Today we’d like to introduce you to Sophia Sapronov.
Sophia, please share your story with us. How did you get to where you are today?
I am an Atlanta native. Growing up, I was fortunate enough to have two loving parents who encouraged a budding interest in the arts. I gravitated to ballet, violin, church choir, school plays, and oddly enough, knitting! Musical theatre ultimately became my creative “home base.” A scholarship to NYU Steinhardt brought me to New York City, where I ended up living for eight years. My first acting job out of school was with Disney Cruise Line, followed by a national tour of a children’s show that afforded me my equity card. After a few regional musicals and pit gigs, I experienced a three-year performing dry spell. There were a lot of near misses, but no dice. During that time, I supported myself through teaching artist work and a corporate clerical job. Also, during that performing hiatus, I got engaged to, and subsequently married, my amazing husband in 2017. In early 2018, we found out that we were expecting. We moved back to Atlanta that summer and welcomed our daughter in the fall. Through a series of fortuitous circumstances, I was able to return to the theatre this year in the Horizon production of ONCE the musical. The world shut down due to coronavirus the week after ONCE closed, which brings us to right now!
Overall, has it been relatively smooth? If not, what were some of the struggles along the way?

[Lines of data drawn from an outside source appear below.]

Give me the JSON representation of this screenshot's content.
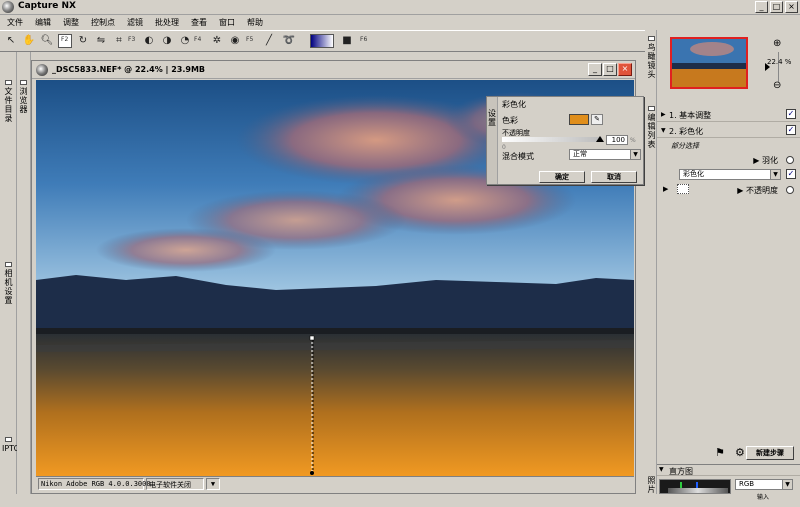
{
  "app": {
    "title": "Capture NX"
  },
  "window_buttons": [
    "_",
    "□",
    "×"
  ],
  "menu": [
    "文件",
    "编辑",
    "调整",
    "控制点",
    "滤镜",
    "批处理",
    "查看",
    "窗口",
    "帮助"
  ],
  "toolbar": {
    "fkeys": [
      "F2",
      "F3",
      "F4",
      "F5",
      "F6"
    ]
  },
  "left_rail": {
    "tabs": [
      {
        "label": "文件目录"
      },
      {
        "label": "相机设置"
      },
      {
        "label": "IPTC"
      }
    ],
    "browser_tab": "浏览器"
  },
  "document": {
    "title": "_DSC5833.NEF* @ 22.4% | 23.9MB",
    "status": {
      "profile": "Nikon Adobe RGB 4.0.0.3000",
      "softproof": "电子软件关闭"
    }
  },
  "dialog": {
    "side_label": "设置",
    "title": "彩色化",
    "color_label": "色彩",
    "color_value": "#e08e1b",
    "opacity_label": "不透明度",
    "opacity_min": "0",
    "opacity_value": "100",
    "opacity_unit": "%",
    "blend_label": "混合模式",
    "blend_value": "正常",
    "ok": "确定",
    "cancel": "取消"
  },
  "right_panel": {
    "birdseye_tab": "鸟瞰镜头",
    "edit_tab": "编辑列表",
    "histogram_tab": "照片",
    "zoom": "22.4 %",
    "steps": [
      {
        "label": "1. 基本调整",
        "checked": "✓"
      },
      {
        "label": "2. 彩色化",
        "checked": "✓"
      }
    ],
    "selection_label": "部分选择",
    "feather_label": "羽化",
    "effect_value": "彩色化",
    "effect_checked": "✓",
    "opacity_label": "不透明度",
    "new_step": "新建步骤",
    "histogram_label": "直方图",
    "histogram_channel": "RGB",
    "histogram_sub": "输入"
  },
  "colors": {
    "accent": "#e08e1b",
    "close": "#e0533a"
  }
}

Yes and no! There have been seasons of plenty and seasons of drought. But I can think of one figurative (and literal) “bump” in the road. When I found out I was pregnant, I was not at a point in my career where I felt satisfied letting it go. If anything, my seemingly forcible removal from the field, due to the physical ramifications of childbearing, made me hungrier than ever to get back to it. But the postpartum period was one of the hardest seasons of my life, personally and artistically. In spite of the joy of my beautiful new daughter, I had a very traumatic birthing experience, which resulted in an unusually long recovery. Coupled with the struggles of nursing, my day job (to which I was telecommuting), the demands of a high-needs newborn, and the severe lack of sleep, I had all but given up hope of continuing a career in the arts. It was clearly divine intervention that, around that time, a few friends and I decided to do The Artist’s Way. The Artist’s Way, by Julia Cameron, is a course for creative recovery, in which she equips artists with tools to work through blocks in their lives and work. She teaches the idea of synchronicity – the direction of your heart and work aligning with your circumstances.
And two months later, I experienced synchronicity in my own life. A little backstory – during my time in New York, I auditioned for no less than eight productions of ONCE the musical. I got called back for almost every single one, and never once (pardon the pun) received a job offer – humbling, and endlessly frustrating. Fast forward to completing the Artist’s Way. It was August of 2019, and at that point, my husband was enrolled in law school, and I had just left my clerical job to be our daughter’s full-time caregiver. I suddenly had pockets of time on my hands to devote to art. I started practicing again, both singing and violin. Two months later, seemingly out of nowhere. My high school voice teacher sent me an audition listing for a production of ONCE, happening here, in town at the Horizon. The schedule was such that my husband and mother were able to take care of my daughter while I worked, so we would not incur outside childcare costs. I auditioned for Heidi (McKerly) and Lisa (Adler), and they took a chance on a total stranger (I am endlessly grateful for this!). ONCE went up this past winter and I say with confidence, that it was the most artistically satisfying thing I have ever done. After years away, to come back, and come full circle, in such perfect circumstances, with a show I loved so much. I opened that email and cried, “there is a God!”
We’d love to hear more about your work.
I am a freelance performing and teaching artist, primarily identifying as an actor-musician (singer & violinist). The bulk of my work experiences have been in musical theatre and theatre for young audiences, but I have dabbled in voiceover and played a few pit gigs. I also worked in corporate operations for a few years. I most recently played Reza/Ex-Girlfriend in a production of ONCE the musical at the Horizon Theatre in Atlanta- that was definitely a career highlight. I got to play violin in that show (the cast doubles as the pit), which was a huge and fun challenge. Another highlight was working for Disney Cruise Line as a mainstage performer. We spent two months learning five shows, and we ran in repertory for six months. Working for Disney was wonderful. It was a very magical time in my life! I also worked as a teaching artist for a great company called Truthbase Theatrical (formerly CYT NYC). I taught classes and directed showcases for them.
What is “success” or “successful” for you?
To me, success is relative, success is incremental, and success is the fruit of rigor. What feels monumental to me might not be such a big deal to someone else. Celebrating small successes gives me hope and stamina to keep reaching for big ones (motherhood is a particularly good teacher for this). But the fruit of rigor is the most important facet. Things that have come naturally to me do not feel as successful as the things for which I have tirelessly worked, or things for which I have overcome some kind of obstacle.
- Website: www.sophia-sapronov.com
- Instagram: @mrssophiasaps
Greg Mooney Photography
Bethany & Bryan Scott (Ardent Story Photography)
Joshua South Photography